Task description. With pictures left out, output exactly the lines from the line holding "Extract the structured" through the end of the data, both included.

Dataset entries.

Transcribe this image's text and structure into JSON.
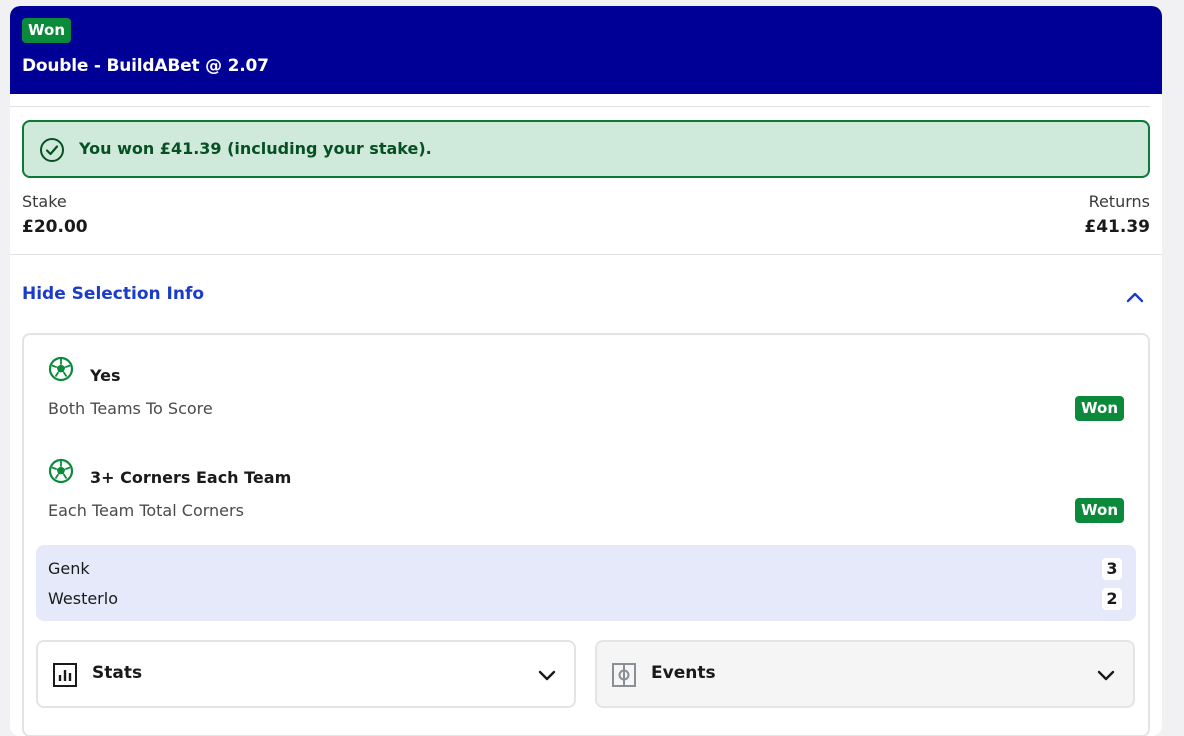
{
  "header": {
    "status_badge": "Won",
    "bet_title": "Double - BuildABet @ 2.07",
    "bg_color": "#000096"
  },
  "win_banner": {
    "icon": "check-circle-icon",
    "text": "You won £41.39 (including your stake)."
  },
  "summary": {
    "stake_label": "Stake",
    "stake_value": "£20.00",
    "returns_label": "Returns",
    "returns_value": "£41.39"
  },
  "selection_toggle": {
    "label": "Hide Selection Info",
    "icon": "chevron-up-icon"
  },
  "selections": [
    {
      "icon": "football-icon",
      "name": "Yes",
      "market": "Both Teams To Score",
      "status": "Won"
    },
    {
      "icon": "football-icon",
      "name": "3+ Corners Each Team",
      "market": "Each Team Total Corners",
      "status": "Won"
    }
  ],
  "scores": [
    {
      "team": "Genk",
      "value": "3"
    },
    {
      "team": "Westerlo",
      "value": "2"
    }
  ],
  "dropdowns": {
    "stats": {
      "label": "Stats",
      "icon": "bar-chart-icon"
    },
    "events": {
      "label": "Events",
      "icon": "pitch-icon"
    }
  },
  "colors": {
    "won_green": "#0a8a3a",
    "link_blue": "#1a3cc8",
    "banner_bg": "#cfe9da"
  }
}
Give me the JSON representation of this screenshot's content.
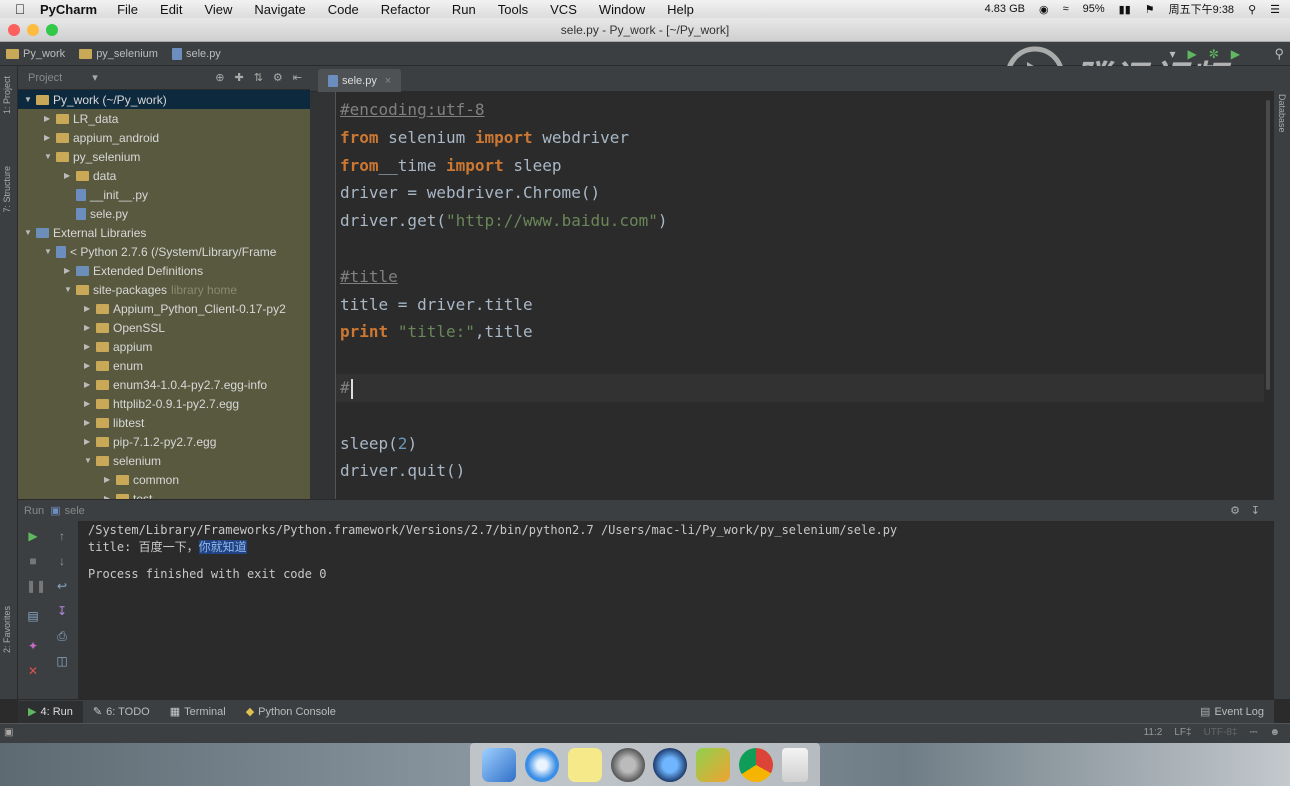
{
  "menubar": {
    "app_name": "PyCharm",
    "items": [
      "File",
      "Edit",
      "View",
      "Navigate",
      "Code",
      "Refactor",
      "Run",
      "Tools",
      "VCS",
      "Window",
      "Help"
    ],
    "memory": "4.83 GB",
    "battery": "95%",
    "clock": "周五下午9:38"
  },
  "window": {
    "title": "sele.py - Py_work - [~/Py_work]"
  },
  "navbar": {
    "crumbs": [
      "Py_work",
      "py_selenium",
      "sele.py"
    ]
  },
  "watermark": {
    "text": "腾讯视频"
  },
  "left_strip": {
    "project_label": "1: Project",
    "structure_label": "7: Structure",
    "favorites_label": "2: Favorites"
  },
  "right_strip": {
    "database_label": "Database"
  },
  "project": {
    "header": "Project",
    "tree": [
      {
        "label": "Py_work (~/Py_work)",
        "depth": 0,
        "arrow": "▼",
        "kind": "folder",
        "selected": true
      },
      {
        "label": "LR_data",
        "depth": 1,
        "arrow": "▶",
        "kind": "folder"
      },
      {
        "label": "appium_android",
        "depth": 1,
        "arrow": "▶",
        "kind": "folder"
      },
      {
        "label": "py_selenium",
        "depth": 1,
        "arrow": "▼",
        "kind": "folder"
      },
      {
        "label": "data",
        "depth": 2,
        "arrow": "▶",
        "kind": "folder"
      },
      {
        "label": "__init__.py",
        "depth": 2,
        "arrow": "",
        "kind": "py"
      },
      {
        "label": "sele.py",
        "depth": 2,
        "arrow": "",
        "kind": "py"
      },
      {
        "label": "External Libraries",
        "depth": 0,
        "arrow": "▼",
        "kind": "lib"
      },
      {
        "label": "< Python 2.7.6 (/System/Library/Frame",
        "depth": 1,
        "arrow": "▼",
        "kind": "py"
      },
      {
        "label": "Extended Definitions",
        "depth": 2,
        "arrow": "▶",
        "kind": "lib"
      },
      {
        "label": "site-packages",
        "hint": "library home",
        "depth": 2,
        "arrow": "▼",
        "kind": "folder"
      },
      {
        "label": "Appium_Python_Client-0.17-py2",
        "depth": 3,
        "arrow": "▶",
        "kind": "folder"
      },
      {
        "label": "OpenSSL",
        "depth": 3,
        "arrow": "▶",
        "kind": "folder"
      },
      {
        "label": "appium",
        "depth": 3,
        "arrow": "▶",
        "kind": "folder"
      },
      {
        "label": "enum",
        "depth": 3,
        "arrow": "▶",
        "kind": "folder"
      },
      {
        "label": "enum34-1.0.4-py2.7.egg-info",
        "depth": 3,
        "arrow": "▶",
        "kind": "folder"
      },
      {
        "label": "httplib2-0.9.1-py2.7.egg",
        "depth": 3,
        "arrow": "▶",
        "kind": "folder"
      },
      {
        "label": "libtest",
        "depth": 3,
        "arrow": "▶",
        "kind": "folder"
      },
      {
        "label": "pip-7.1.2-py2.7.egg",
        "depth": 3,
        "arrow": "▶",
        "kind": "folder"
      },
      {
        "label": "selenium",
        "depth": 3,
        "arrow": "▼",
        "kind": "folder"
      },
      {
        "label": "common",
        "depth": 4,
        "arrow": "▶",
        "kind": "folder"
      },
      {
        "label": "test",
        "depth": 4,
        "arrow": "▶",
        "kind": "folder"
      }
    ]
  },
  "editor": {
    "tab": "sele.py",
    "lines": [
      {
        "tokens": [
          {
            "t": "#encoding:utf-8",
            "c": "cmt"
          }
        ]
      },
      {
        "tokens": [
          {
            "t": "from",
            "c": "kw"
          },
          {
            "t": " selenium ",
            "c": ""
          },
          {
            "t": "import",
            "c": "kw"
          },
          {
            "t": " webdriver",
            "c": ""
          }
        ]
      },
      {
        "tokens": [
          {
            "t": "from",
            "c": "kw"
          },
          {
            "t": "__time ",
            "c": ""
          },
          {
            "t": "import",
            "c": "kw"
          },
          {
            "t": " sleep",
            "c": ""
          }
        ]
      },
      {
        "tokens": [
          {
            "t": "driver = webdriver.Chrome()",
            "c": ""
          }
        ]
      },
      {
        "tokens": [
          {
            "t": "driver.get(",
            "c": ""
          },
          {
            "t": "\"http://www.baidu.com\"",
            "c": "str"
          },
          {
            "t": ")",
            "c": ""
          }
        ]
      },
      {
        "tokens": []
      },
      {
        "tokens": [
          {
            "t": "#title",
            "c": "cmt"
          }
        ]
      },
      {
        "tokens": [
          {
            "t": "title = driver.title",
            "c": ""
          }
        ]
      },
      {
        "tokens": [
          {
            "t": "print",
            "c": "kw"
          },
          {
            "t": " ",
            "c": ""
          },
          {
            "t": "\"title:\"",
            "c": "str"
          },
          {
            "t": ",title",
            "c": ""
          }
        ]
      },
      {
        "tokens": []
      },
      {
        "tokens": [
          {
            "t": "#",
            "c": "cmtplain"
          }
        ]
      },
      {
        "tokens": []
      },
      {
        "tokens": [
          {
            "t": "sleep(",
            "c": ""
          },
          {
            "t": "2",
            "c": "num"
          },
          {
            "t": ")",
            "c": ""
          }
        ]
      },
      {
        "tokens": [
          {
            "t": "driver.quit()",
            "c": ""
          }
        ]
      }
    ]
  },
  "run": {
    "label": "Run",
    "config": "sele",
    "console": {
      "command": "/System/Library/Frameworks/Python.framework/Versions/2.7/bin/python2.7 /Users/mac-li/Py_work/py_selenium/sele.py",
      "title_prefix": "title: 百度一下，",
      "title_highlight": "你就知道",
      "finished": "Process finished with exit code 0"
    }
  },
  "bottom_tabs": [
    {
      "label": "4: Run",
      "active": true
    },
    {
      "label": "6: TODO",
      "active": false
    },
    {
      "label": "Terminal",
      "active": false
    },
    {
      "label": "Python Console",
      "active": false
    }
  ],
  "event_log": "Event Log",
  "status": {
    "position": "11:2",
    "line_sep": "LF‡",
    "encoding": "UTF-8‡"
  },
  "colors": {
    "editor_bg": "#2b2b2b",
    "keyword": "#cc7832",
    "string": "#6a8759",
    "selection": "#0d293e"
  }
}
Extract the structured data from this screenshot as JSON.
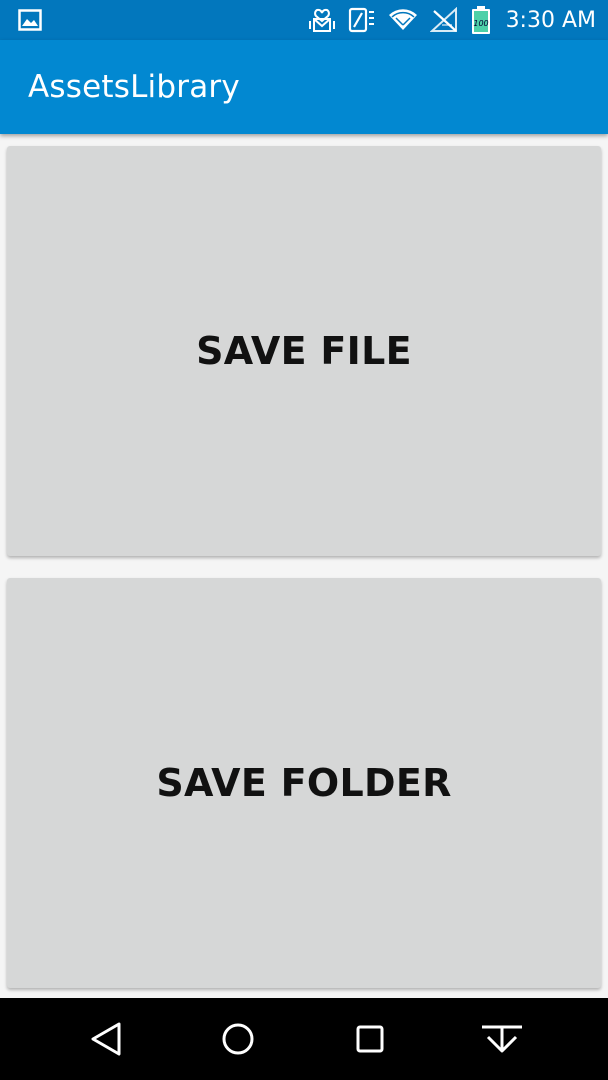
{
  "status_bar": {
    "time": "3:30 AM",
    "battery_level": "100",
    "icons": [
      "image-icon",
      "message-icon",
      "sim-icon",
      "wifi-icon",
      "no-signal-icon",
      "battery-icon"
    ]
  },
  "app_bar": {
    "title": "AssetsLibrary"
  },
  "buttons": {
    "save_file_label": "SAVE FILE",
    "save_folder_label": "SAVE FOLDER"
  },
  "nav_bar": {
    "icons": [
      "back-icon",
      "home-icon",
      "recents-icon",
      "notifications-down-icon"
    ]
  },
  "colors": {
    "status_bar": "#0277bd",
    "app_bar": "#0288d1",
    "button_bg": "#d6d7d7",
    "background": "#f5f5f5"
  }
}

Exercise response.
Extract the structured data from this screenshot as JSON.
{
  "status_bar": {
    "time": "3:30 AM",
    "battery_level": "100",
    "icons": [
      "image-icon",
      "message-icon",
      "sim-icon",
      "wifi-icon",
      "no-signal-icon",
      "battery-icon"
    ]
  },
  "app_bar": {
    "title": "AssetsLibrary"
  },
  "buttons": {
    "save_file_label": "SAVE FILE",
    "save_folder_label": "SAVE FOLDER"
  },
  "nav_bar": {
    "icons": [
      "back-icon",
      "home-icon",
      "recents-icon",
      "notifications-down-icon"
    ]
  },
  "colors": {
    "status_bar": "#0277bd",
    "app_bar": "#0288d1",
    "button_bg": "#d6d7d7",
    "background": "#f5f5f5"
  }
}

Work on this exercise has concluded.